Houk: In addition to telecommunications, OLED-based consumer lighting will have large growth.
Sheng: LED lighting, as the base technology, is getting more matured and cheaper. The global lighting industry will be transformed to more LED based, especially given the energy cost benefits it incurs. The impact of economy would be higher than other new technologies, including advanced lasers.
Q: How can the industry overcome economic challenges?
Bagwell: The easy answer here is the old trinity of faster, cheaper, better; we all need to figure out how to achieve all three, or else, but in reality, I don’t necessarily see any major threats of a photonics industry contraction but rather some headwinds to realizing the full growth potential in certain areas of the world. Namely, the U.S. lags Germany and China in terms of government support and catalyzing of the industry. The
National Photonics Initiative aims to address the issue, but the U.S. has some catching up to do. Inspiringly, the sum of all parts globally will
respond to the demand and should grow as a whole.
Fong: Probably the biggest concern is the withdrawal of funding for science and technology education and research. It’s hard to see how this will not impair considerably our competitiveness by reducing both the pipeline of talent and resources, as well as basic innovations that this industry and others have been built on. No matter how much you unfetter free enterprise, it will not be their function to address this. As a community and constituency, we need to speak as loudly to Congress and the administration as others that our interests matter to everyone.
One problem you hear about a lot in our industry press is the fragmented nature of the industry.
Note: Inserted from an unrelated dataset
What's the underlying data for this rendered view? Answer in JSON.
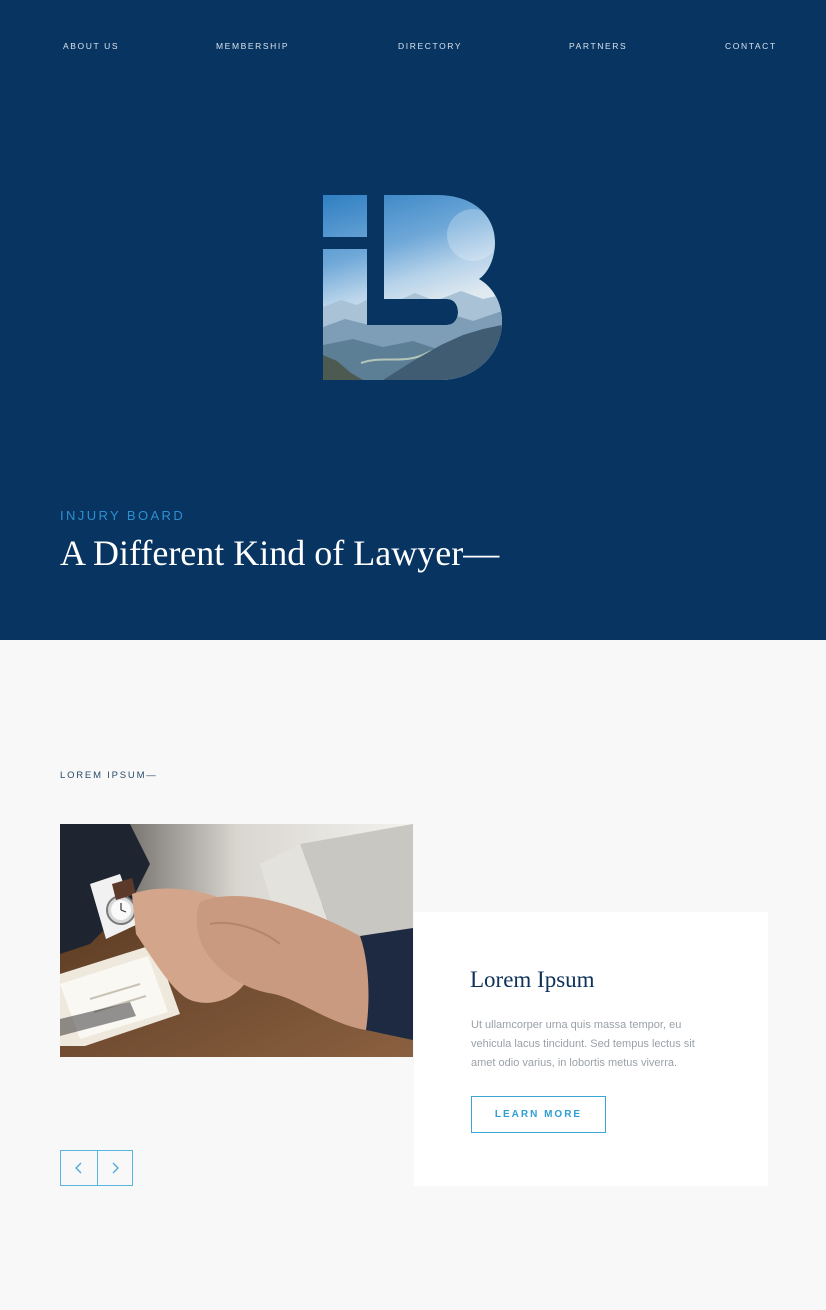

There are lot of very small players and only a handful of big ones. This makes creating an enterprise of sufficient scale to address the really big challenges difficult, and we tend to be looked at as a portfolio of novelty technology developers.
Every so often, one firm will consolidate with another, but such mergers and acquisitions often don’t result in the synergies anticipated. However, I think that we are looking at it the wrong way. I always like to say that the goal of every photonics company should be to get out of photonics.
What that means is that the success of a photonics firm is to find an application for its technology and define [itself] by that market, instead of maintaining the identity on the underlying technology. For example, if you are making lasers for punching precision holes in metal, then you really are a materials processing company. Looking at it that way, clear synergies emerge.
Hausken: Many photonic segments are now large enough and mature enough that they are very dependent on the global economic cycles. Examples include displays and image sensors for consumer products. Most suppliers are playing in a global market today, where your prospects depend on swings in global economic cycles and currency exchange rates. Companies can try to protect themselves, for example, by diversifying their business.
Q: In what sector of the photonics industry do you predict the most economic growth in the next five to 10 years?
Kaufmann: Consumer. Consumer electronics is now at the leading edge. The pyramid has been turned over, with consumer electronics at the top, followed by industrial, then research, then military. An example is the sCMOS cameras that started with cellphones.
Manor: Machine vision, because of the need in the transition from traditional industries to high-tech industries in fast-developing countries, in particular in the Far East and China. This transition is characterized by upgraded robotic manufacturing techniques and lines, and introduction of new products in international markets.
Biophotonics, because of the progress of life sciences and therefore development of new medical devices. The major related impact would be here on sensors, lasers and optomechanical devices (MEMS).
Lighting, because of the major role LEDs will play in this huge world market.